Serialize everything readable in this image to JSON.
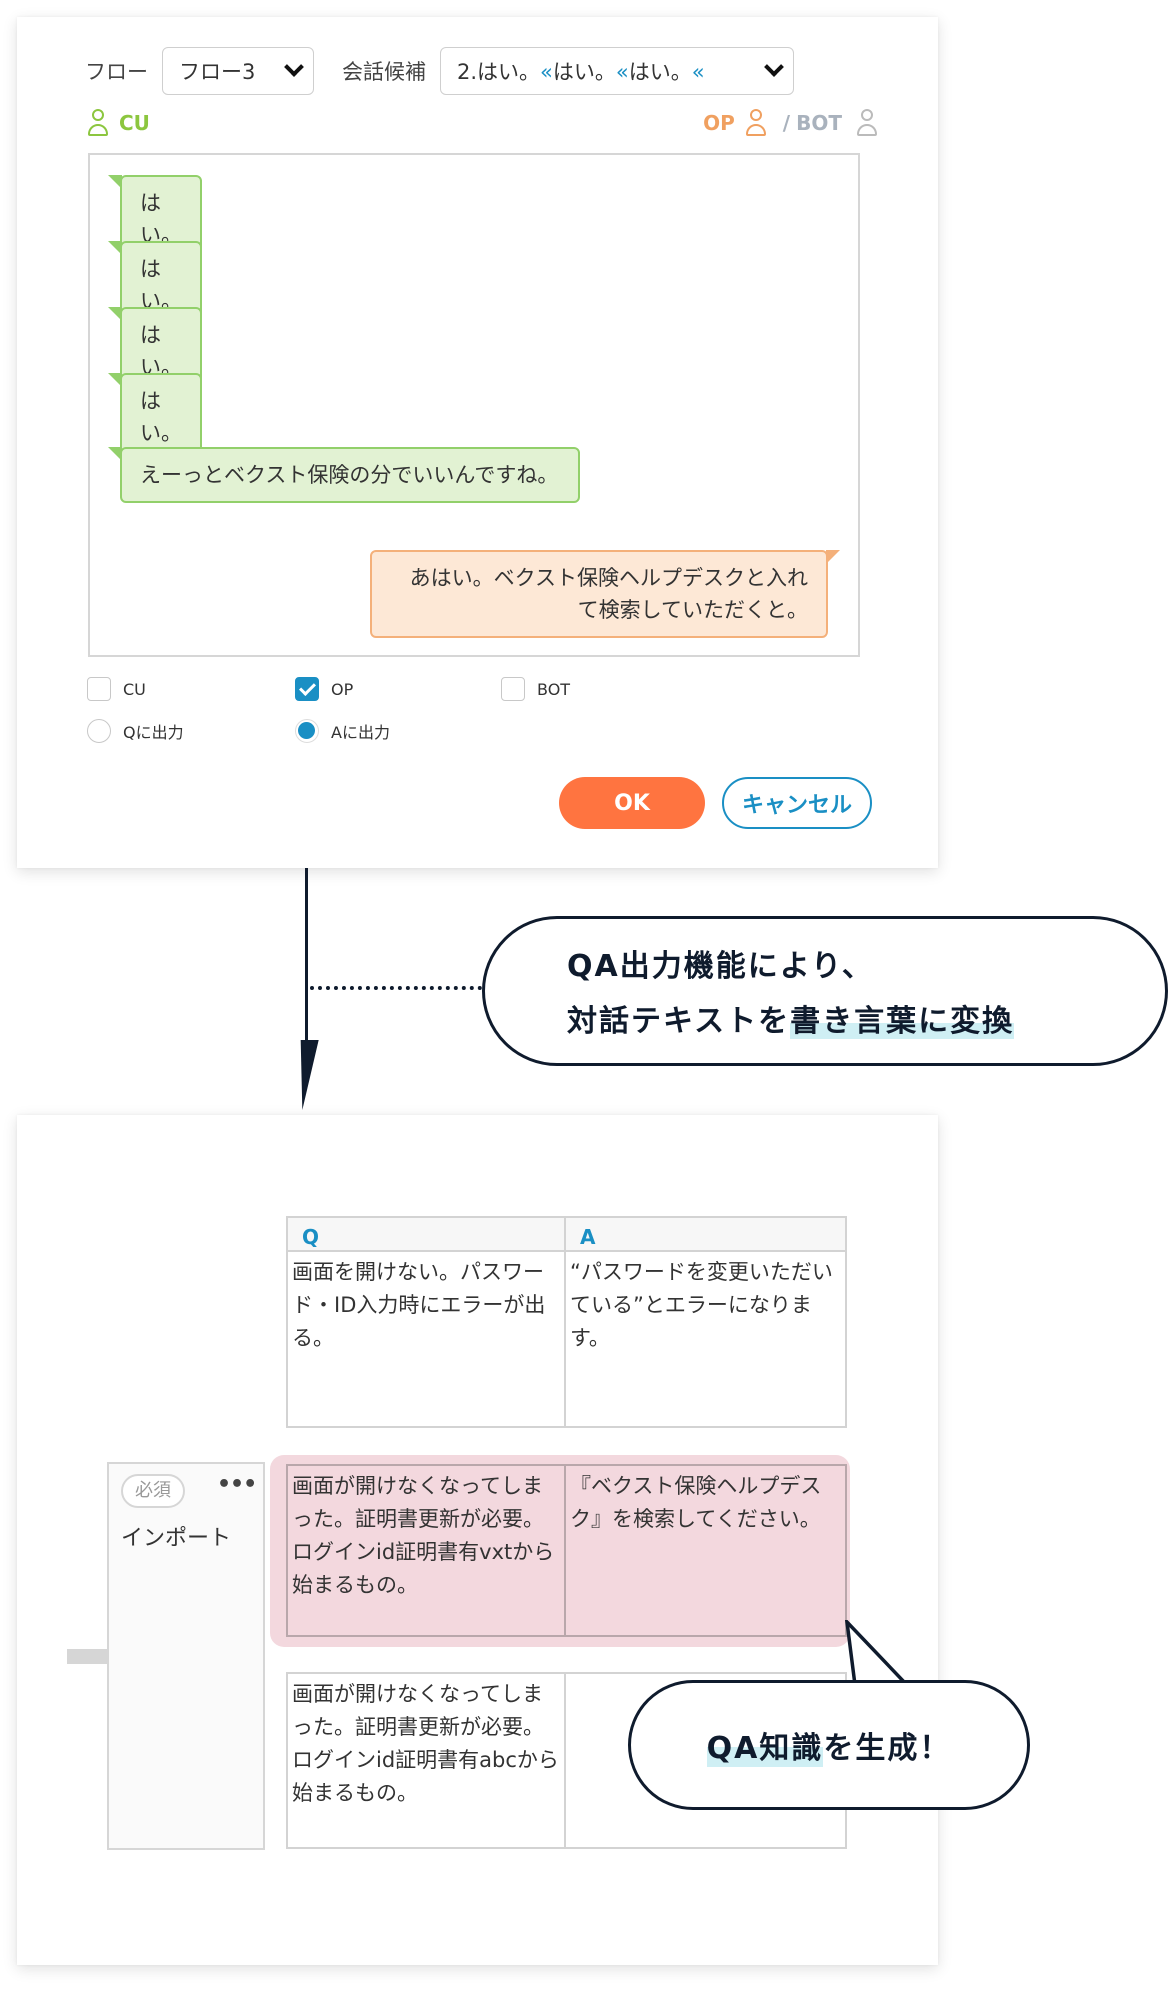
{
  "dialog": {
    "flow_label": "フロー",
    "flow_value": "フロー3",
    "candidate_label": "会話候補",
    "candidate_value_text": "2.はい。",
    "candidate_value_parts": [
      "はい。",
      "はい。",
      ""
    ],
    "candidate_value_full": "2.はい。«はい。«はい。«",
    "speakers": {
      "cu": "CU",
      "op": "OP",
      "slash": "/",
      "bot": "BOT"
    },
    "messages": [
      {
        "speaker": "CU",
        "text": "はい。"
      },
      {
        "speaker": "CU",
        "text": "はい。"
      },
      {
        "speaker": "CU",
        "text": "はい。"
      },
      {
        "speaker": "CU",
        "text": "はい。"
      },
      {
        "speaker": "CU",
        "text": "えーっとベクスト保険の分でいいんですね。"
      },
      {
        "speaker": "OP",
        "text": "あはい。ベクスト保険ヘルプデスクと入れて検索していただくと。"
      }
    ],
    "checkboxes": [
      {
        "label": "CU",
        "checked": false
      },
      {
        "label": "OP",
        "checked": true
      },
      {
        "label": "BOT",
        "checked": false
      }
    ],
    "radios": [
      {
        "label": "Qに出力",
        "selected": false
      },
      {
        "label": "Aに出力",
        "selected": true
      }
    ],
    "ok_label": "OK",
    "cancel_label": "キャンセル"
  },
  "callout_1": {
    "line1": "QA出力機能により、",
    "line2_plain": "対話テキストを",
    "line2_highlight": "書き言葉に変換"
  },
  "qa_table": {
    "headers": [
      "Q",
      "A"
    ],
    "rows": [
      {
        "q": "画面を開けない。パスワード・ID入力時にエラーが出る。",
        "a": "“パスワードを変更いただいている”とエラーになります。",
        "highlighted": false
      },
      {
        "q": "画面が開けなくなってしまった。証明書更新が必要。ログインid証明書有vxtから始まるもの。",
        "a": "『ベクスト保険ヘルプデスク』を検索してください。",
        "highlighted": true
      },
      {
        "q": "画面が開けなくなってしまった。証明書更新が必要。ログインid証明書有abcから始まるもの。",
        "a": "",
        "highlighted": false
      }
    ]
  },
  "import_card": {
    "badge": "必須",
    "more": "•••",
    "label": "インポート"
  },
  "callout_2": {
    "highlight": "QA知識",
    "plain": "を生成！"
  },
  "colors": {
    "cu_green": "#8cc63f",
    "op_orange": "#f0a060",
    "accent_blue": "#1a8fc4",
    "ok_orange": "#ff7440",
    "highlight_pink": "#f3d8de",
    "callout_navy": "#0f1b2d",
    "marker_cyan": "#cfeff4"
  }
}
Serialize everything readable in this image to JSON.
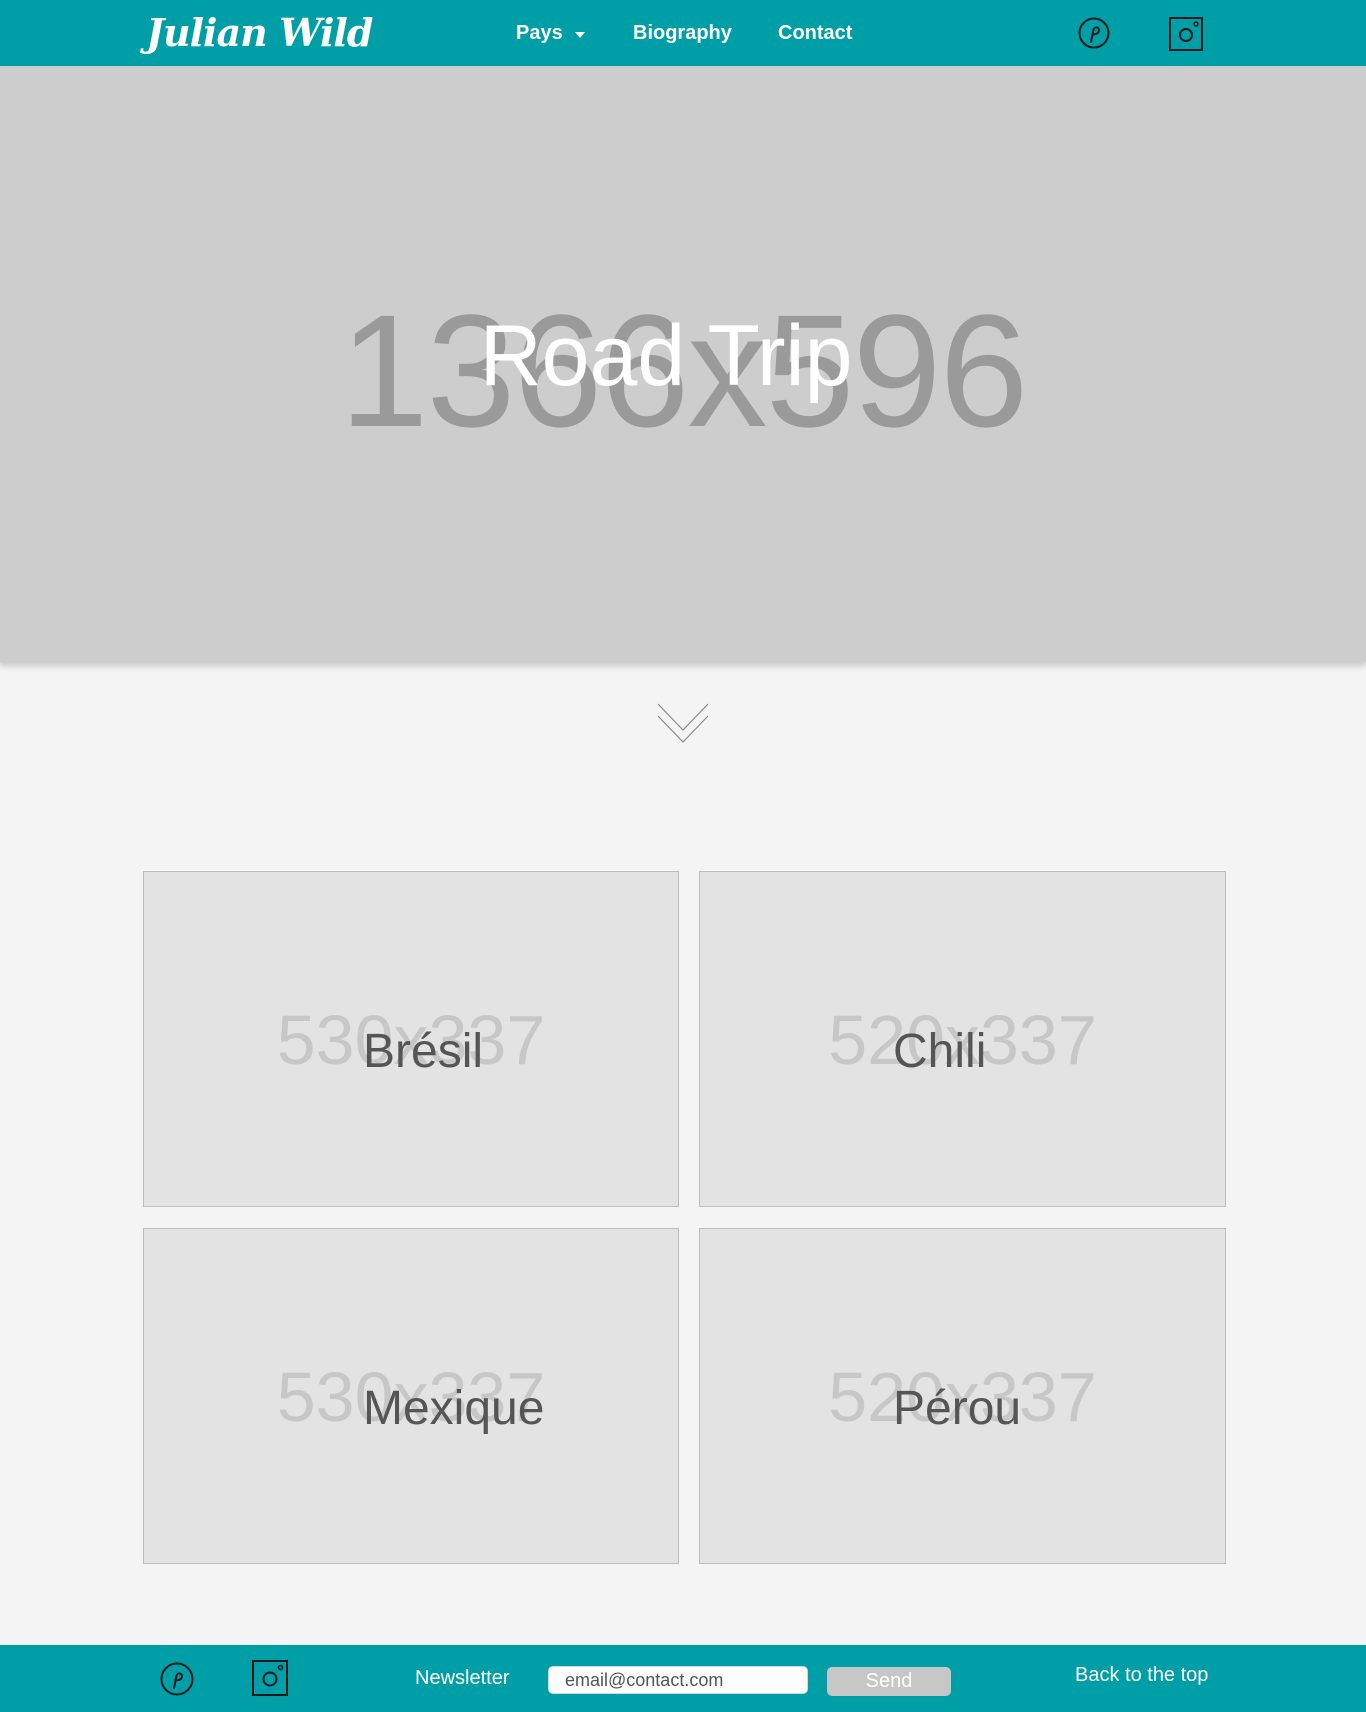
{
  "header": {
    "logo": "Julian Wild",
    "nav": {
      "pays": "Pays",
      "biography": "Biography",
      "contact": "Contact"
    },
    "icons": [
      "pinterest-icon",
      "instagram-icon"
    ]
  },
  "hero": {
    "placeholder": "1366x596",
    "title": "Road Trip"
  },
  "scroll_icon": "chevron-down-icon",
  "cards": [
    {
      "title": "Brésil",
      "placeholder": "530x337"
    },
    {
      "title": "Chili",
      "placeholder": "520x337"
    },
    {
      "title": "Mexique",
      "placeholder": "530x337"
    },
    {
      "title": "Pérou",
      "placeholder": "520x337"
    }
  ],
  "footer": {
    "newsletter_label": "Newsletter",
    "email_value": "email@contact.com",
    "send_label": "Send",
    "back_to_top": "Back to the top",
    "icons": [
      "pinterest-icon",
      "instagram-icon"
    ]
  },
  "colors": {
    "brand": "#009ea6",
    "page_background": "#f4f4f4",
    "placeholder_grey": "#cdcdcd"
  }
}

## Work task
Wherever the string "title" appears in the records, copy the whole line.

## Exercise solution
    "title": "Road Trip"
      "title": "Brésil",
      "title": "Chili",
      "title": "Mexique",
      "title": "Pérou",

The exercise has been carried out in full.